**Data supplied**
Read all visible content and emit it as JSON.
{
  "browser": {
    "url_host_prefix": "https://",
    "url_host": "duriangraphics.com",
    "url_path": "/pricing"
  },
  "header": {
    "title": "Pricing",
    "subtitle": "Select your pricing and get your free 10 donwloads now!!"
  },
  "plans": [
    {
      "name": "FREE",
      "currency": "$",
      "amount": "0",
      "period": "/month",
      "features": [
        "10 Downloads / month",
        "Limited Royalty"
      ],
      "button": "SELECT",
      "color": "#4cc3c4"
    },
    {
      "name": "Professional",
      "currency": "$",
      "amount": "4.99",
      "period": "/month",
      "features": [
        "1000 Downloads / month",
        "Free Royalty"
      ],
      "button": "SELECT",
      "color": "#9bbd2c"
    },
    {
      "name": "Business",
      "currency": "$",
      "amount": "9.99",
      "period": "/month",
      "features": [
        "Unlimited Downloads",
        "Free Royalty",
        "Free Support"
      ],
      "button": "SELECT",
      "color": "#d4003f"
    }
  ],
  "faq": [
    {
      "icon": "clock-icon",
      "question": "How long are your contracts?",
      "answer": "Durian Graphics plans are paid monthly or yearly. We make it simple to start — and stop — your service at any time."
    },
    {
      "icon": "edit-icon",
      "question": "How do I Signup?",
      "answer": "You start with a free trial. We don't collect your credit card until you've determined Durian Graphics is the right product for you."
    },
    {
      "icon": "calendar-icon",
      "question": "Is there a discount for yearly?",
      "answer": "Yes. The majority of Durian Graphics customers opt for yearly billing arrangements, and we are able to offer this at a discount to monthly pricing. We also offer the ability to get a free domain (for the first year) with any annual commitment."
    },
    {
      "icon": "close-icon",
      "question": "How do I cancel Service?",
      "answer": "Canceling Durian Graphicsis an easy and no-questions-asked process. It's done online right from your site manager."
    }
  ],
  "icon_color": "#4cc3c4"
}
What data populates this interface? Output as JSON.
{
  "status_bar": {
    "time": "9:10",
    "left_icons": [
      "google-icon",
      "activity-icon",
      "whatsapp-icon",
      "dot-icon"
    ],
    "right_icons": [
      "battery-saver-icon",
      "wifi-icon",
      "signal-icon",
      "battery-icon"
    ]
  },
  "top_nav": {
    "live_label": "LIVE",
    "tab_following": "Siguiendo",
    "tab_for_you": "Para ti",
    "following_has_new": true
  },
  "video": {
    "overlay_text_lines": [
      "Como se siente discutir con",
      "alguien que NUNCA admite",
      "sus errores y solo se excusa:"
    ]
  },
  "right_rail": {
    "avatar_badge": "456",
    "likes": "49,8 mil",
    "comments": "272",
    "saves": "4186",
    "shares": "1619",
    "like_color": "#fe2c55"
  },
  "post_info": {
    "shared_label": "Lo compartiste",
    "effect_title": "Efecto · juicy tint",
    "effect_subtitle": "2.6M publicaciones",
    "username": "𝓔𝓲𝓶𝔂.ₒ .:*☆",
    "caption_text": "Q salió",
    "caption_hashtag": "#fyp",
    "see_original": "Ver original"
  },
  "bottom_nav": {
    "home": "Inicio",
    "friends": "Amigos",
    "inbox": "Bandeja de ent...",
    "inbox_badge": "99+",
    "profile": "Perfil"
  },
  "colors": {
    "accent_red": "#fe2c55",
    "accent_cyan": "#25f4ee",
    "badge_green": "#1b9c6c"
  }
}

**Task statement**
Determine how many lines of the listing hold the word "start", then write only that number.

**Written solution**
2